Excerpted records Start Marker
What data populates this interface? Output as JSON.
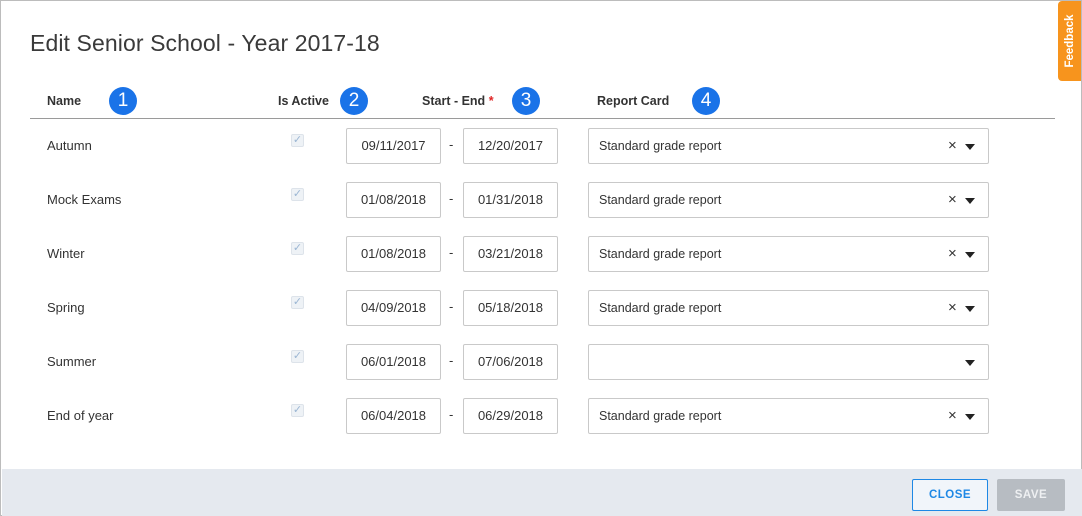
{
  "dialog": {
    "title": "Edit Senior School - Year 2017-18"
  },
  "feedback": {
    "label": "Feedback"
  },
  "columns": {
    "name": "Name",
    "is_active": "Is Active",
    "start_end": "Start - End",
    "required_mark": "*",
    "report_card": "Report Card"
  },
  "badges": [
    "1",
    "2",
    "3",
    "4"
  ],
  "date_separator": "-",
  "rows": [
    {
      "name": "Autumn",
      "active": true,
      "start": "09/11/2017",
      "end": "12/20/2017",
      "report_card": "Standard grade report"
    },
    {
      "name": "Mock Exams",
      "active": true,
      "start": "01/08/2018",
      "end": "01/31/2018",
      "report_card": "Standard grade report"
    },
    {
      "name": "Winter",
      "active": true,
      "start": "01/08/2018",
      "end": "03/21/2018",
      "report_card": "Standard grade report"
    },
    {
      "name": "Spring",
      "active": true,
      "start": "04/09/2018",
      "end": "05/18/2018",
      "report_card": "Standard grade report"
    },
    {
      "name": "Summer",
      "active": true,
      "start": "06/01/2018",
      "end": "07/06/2018",
      "report_card": ""
    },
    {
      "name": "End of year",
      "active": true,
      "start": "06/04/2018",
      "end": "06/29/2018",
      "report_card": "Standard grade report"
    }
  ],
  "icons": {
    "checkbox": "check-icon",
    "clear": "clear-icon",
    "dropdown": "chevron-down-icon"
  },
  "footer": {
    "close_label": "CLOSE",
    "save_label": "SAVE"
  },
  "colors": {
    "accent": "#1a73e8",
    "feedback": "#f7941d",
    "footer_bg": "#e5e9ef",
    "required": "#e02424"
  }
}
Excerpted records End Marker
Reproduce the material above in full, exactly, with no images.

◆ Result of this exercise
What data populates this interface? Output as JSON.
{
  "dialog": {
    "title": "Edit Senior School - Year 2017-18"
  },
  "feedback": {
    "label": "Feedback"
  },
  "columns": {
    "name": "Name",
    "is_active": "Is Active",
    "start_end": "Start - End",
    "required_mark": "*",
    "report_card": "Report Card"
  },
  "badges": [
    "1",
    "2",
    "3",
    "4"
  ],
  "date_separator": "-",
  "rows": [
    {
      "name": "Autumn",
      "active": true,
      "start": "09/11/2017",
      "end": "12/20/2017",
      "report_card": "Standard grade report"
    },
    {
      "name": "Mock Exams",
      "active": true,
      "start": "01/08/2018",
      "end": "01/31/2018",
      "report_card": "Standard grade report"
    },
    {
      "name": "Winter",
      "active": true,
      "start": "01/08/2018",
      "end": "03/21/2018",
      "report_card": "Standard grade report"
    },
    {
      "name": "Spring",
      "active": true,
      "start": "04/09/2018",
      "end": "05/18/2018",
      "report_card": "Standard grade report"
    },
    {
      "name": "Summer",
      "active": true,
      "start": "06/01/2018",
      "end": "07/06/2018",
      "report_card": ""
    },
    {
      "name": "End of year",
      "active": true,
      "start": "06/04/2018",
      "end": "06/29/2018",
      "report_card": "Standard grade report"
    }
  ],
  "icons": {
    "checkbox": "check-icon",
    "clear": "clear-icon",
    "dropdown": "chevron-down-icon"
  },
  "footer": {
    "close_label": "CLOSE",
    "save_label": "SAVE"
  },
  "colors": {
    "accent": "#1a73e8",
    "feedback": "#f7941d",
    "footer_bg": "#e5e9ef",
    "required": "#e02424"
  }
}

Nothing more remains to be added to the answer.